_WORK TASK_
Scan the records below and copy every line that contains the string "icon".

_RECORDS SHOWN_
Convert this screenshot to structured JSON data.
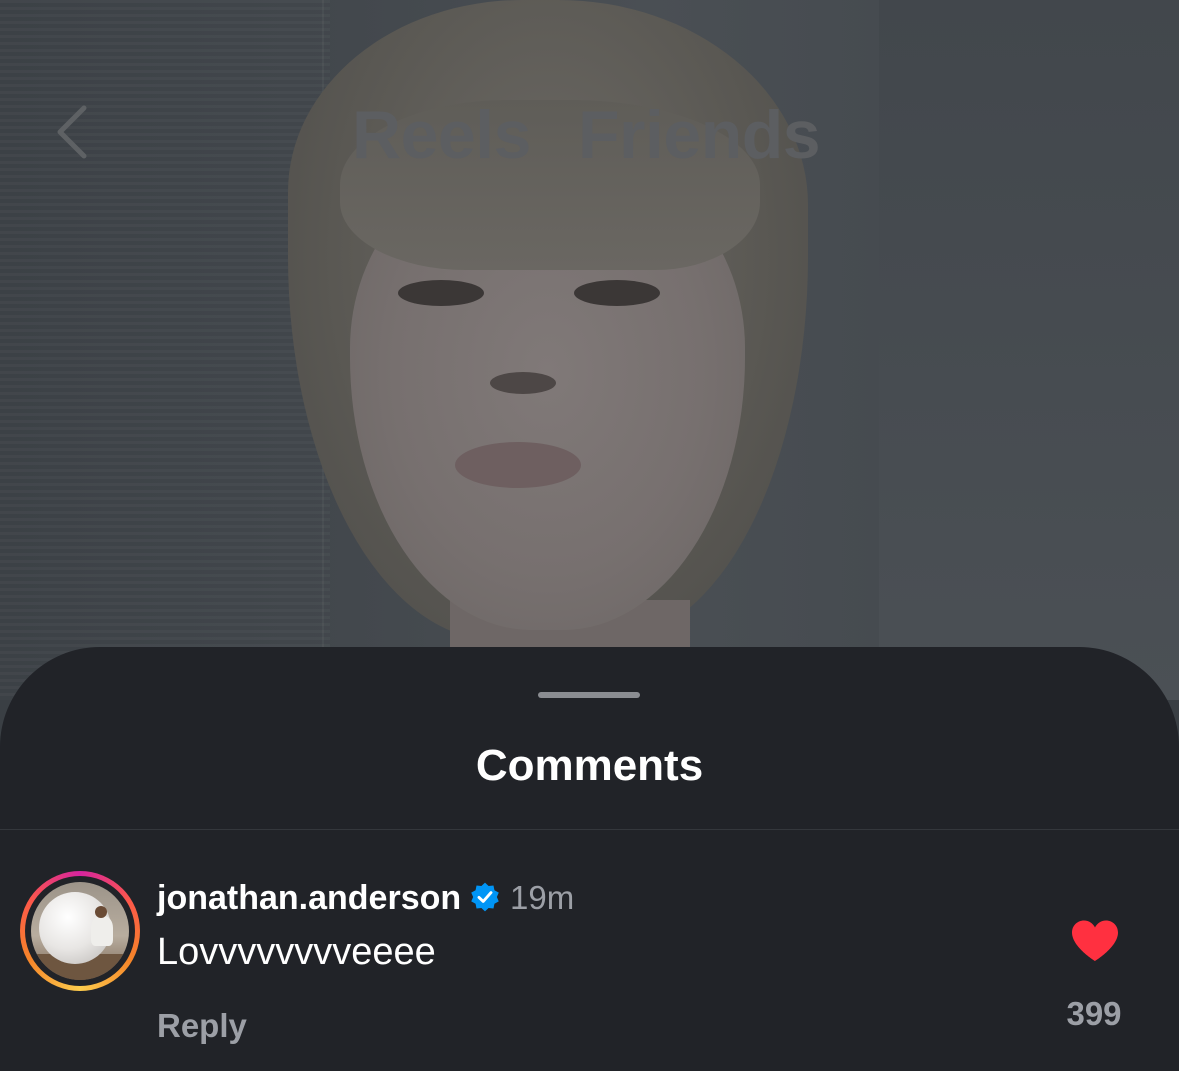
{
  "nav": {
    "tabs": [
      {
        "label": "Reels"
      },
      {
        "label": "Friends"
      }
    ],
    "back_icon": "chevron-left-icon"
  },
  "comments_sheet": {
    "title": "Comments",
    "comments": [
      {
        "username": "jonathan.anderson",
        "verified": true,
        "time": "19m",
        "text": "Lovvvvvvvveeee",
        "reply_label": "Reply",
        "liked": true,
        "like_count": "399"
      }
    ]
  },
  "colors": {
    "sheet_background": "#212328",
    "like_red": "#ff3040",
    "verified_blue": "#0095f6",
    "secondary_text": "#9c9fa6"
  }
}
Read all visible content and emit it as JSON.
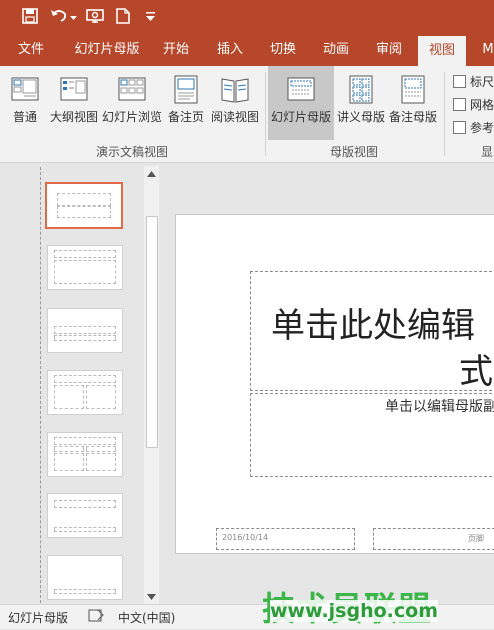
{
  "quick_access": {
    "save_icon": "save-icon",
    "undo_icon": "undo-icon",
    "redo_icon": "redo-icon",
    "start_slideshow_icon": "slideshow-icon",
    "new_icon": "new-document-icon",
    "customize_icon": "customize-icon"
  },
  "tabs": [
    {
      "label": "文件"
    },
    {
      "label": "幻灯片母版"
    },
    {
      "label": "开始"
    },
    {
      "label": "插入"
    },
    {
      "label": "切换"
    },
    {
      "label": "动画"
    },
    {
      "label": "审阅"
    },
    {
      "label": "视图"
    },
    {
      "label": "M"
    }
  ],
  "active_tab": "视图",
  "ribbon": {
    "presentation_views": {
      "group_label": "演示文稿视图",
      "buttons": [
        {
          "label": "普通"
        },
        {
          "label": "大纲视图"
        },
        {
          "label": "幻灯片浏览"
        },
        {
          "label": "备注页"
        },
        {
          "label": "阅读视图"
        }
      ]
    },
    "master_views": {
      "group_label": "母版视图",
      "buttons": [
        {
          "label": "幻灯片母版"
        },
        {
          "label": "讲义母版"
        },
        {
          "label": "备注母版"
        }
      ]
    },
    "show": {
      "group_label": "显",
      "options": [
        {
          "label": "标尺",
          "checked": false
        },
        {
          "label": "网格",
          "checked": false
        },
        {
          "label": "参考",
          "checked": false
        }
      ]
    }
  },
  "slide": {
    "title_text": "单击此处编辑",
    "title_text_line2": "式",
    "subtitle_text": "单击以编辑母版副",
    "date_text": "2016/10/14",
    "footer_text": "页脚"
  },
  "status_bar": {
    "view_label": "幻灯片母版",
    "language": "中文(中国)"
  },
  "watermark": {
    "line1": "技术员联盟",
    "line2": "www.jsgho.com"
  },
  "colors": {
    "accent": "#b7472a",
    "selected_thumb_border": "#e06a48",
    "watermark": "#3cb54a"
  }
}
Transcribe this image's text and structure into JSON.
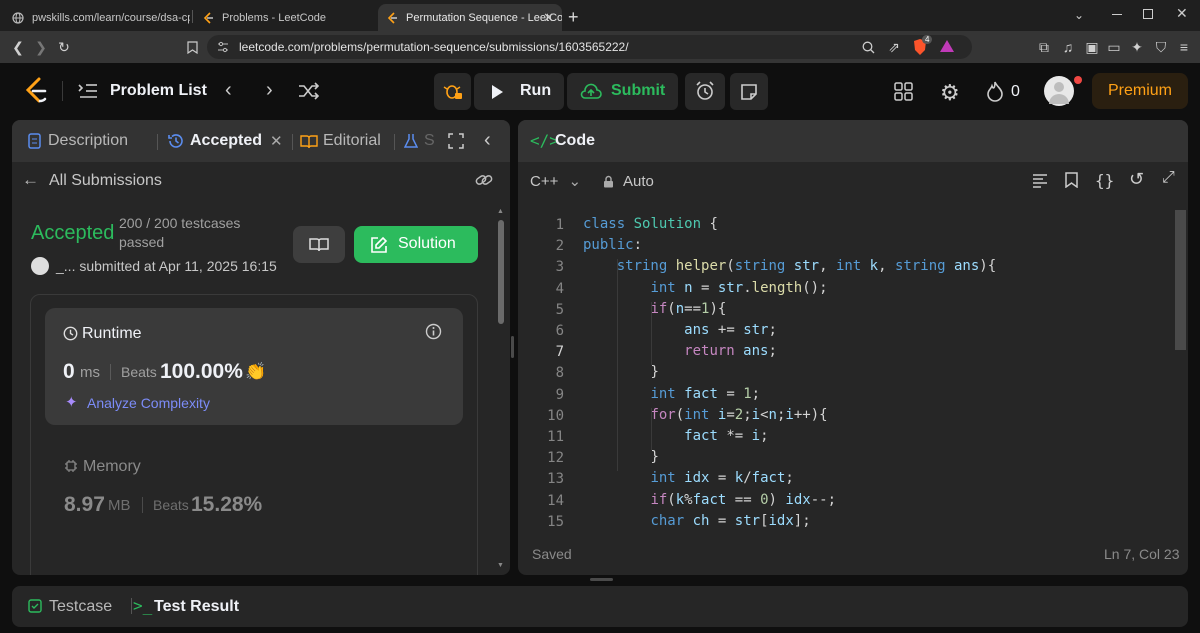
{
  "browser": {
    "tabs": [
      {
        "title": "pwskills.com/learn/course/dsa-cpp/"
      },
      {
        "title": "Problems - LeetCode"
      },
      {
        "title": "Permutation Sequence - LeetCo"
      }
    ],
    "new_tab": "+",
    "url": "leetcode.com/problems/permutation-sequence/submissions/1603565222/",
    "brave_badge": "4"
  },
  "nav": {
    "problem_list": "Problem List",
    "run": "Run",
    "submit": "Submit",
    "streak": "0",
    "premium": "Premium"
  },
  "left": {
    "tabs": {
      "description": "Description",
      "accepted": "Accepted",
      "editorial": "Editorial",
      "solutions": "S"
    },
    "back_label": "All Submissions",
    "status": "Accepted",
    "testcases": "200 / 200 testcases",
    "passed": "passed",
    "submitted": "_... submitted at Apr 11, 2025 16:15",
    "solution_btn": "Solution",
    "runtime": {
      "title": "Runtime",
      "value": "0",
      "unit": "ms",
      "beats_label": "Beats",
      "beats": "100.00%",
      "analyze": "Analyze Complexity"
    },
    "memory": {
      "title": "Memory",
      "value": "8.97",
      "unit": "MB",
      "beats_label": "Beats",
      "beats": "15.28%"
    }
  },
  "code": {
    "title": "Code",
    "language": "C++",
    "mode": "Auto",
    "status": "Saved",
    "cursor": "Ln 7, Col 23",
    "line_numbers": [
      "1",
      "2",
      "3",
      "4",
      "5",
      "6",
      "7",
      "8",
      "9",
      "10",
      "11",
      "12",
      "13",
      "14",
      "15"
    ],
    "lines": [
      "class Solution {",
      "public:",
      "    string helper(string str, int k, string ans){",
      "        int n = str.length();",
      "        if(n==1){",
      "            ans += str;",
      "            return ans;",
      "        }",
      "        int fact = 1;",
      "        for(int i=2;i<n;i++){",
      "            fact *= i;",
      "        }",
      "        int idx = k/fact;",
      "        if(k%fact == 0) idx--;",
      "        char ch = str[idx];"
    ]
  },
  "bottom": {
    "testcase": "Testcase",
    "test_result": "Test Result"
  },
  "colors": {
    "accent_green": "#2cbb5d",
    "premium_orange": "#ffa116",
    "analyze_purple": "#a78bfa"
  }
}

_WRITTEN SOLUTION_
    "back_icon": "chevron-left-icon"
    "save_icon": "save-icon",
    "undo_icon": "undo-icon",
    "redo_icon": "redo-icon",
    "start_slideshow_icon": "slideshow-icon",
    "new_icon": "new-document-icon",
    "customize_icon": "customize-icon"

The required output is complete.